Aphid Eating Flower Fly Found in North Campus

There are over 150,000 species of flies in the world! Most visitors who come to the Museum can name only a few of these flies (house fly, horse fly, or mosquito for examples) and many hold the belief that we would be better off without flies in our world. On Wednesday, January 18, we found a fly that I am sure will help you realize that all flies can't be cast as "bad" characters I introduce the humble aphid eating flower fly, Eupeodes volucris.

Female Eupeodes volucris
Photo taken by Jerry Friedman

Why do people like these flies and not others? This isn't an easy question to answer, but I'll have a go... First of all, these flies eat aphids and as any gardener will tell you, aphids are a serious garden pest. Secondly, they belong to a family of flies known as flower flies so called for their proclivity to visit flowers and suck down nectar. Thereby they play a role in pollination. Finally, if you look closely at these small flies you'll see why a lot of geeky people, like myself, think they are quite beautiful. Not only are they brightly colored and highly patterned, when their eyes catch the sunlight just right they have an iridescent sheen! Although I might add that E. volucris isn't as flashy as its close relative, the aptly named stripe-eyed flower fly, Eristalinus taeniops, also a native to the Los Angeles area.

Stripe-eyed flower fly
Photo courtesy of What's That Bug website
How does a fly eat an aphid? It is actually the larval stage of the fly, or maggot that chows down on aphids. Much like immature ladybugs they trawl through a sea of aphids on a plant and chomp any that get in their way!  Though they don't have quite the same look as a ladybug! 
Flower fly maggots eating oleander aphids
Photo courtesy of What's That Bug website
To find out more our local flower flies, swing by the Museum gift shop to get a copy of our latest entomological publication, Flower Flies of Los Angeles County.
Flower Flies of Los Angeles County
Thanks to Brian Brown and Jim Hogue for supplying fly information and identifying the fly specimen.



Posted by:Lila Higgins

Comments

Urbpan...I should send you a copy of our Flower Fly publication. Send me your mailing address via FaceBook!

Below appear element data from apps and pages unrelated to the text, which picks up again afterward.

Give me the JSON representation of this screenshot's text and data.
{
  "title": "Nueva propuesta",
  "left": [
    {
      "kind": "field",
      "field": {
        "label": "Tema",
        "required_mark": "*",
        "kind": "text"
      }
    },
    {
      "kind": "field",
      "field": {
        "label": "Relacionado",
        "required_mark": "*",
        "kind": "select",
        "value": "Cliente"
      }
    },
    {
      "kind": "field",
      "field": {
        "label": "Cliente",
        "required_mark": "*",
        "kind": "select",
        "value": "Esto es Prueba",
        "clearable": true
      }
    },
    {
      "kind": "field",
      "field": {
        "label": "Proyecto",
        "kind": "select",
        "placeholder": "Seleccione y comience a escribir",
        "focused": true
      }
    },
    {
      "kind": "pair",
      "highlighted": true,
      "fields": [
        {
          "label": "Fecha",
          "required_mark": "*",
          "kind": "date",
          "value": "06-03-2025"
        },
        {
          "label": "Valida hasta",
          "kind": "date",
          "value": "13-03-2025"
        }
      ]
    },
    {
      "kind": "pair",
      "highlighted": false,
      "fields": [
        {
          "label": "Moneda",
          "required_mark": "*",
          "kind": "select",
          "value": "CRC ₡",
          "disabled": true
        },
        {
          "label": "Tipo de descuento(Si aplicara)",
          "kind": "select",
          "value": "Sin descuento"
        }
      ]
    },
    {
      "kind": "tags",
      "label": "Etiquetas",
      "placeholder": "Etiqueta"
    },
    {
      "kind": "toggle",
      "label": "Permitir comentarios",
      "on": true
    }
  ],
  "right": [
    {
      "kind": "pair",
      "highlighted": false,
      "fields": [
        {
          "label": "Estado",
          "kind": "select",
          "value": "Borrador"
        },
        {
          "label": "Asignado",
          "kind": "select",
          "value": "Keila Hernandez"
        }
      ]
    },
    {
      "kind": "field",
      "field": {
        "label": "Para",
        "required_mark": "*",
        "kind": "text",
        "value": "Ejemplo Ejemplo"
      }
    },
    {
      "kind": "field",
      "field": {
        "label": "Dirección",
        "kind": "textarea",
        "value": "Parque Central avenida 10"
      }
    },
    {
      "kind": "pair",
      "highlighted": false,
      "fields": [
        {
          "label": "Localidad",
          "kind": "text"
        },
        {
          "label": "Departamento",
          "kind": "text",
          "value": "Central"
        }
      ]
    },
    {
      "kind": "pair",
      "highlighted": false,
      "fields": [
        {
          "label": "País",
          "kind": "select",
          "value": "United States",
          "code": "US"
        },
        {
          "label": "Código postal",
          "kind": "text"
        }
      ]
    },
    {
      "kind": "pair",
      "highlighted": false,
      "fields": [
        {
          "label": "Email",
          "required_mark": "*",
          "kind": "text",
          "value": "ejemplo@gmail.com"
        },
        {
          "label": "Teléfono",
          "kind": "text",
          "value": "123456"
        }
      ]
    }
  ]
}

Very nice! I love the flies in my yard, there are so many different kinds. I'm fortunate in that the only biting flies I've encountered here have been the mosquitoes. I think long-legged flies are my favorite, followed by hover (flower) flies. Most of our flower flies are bee or wasp mimics for some reason.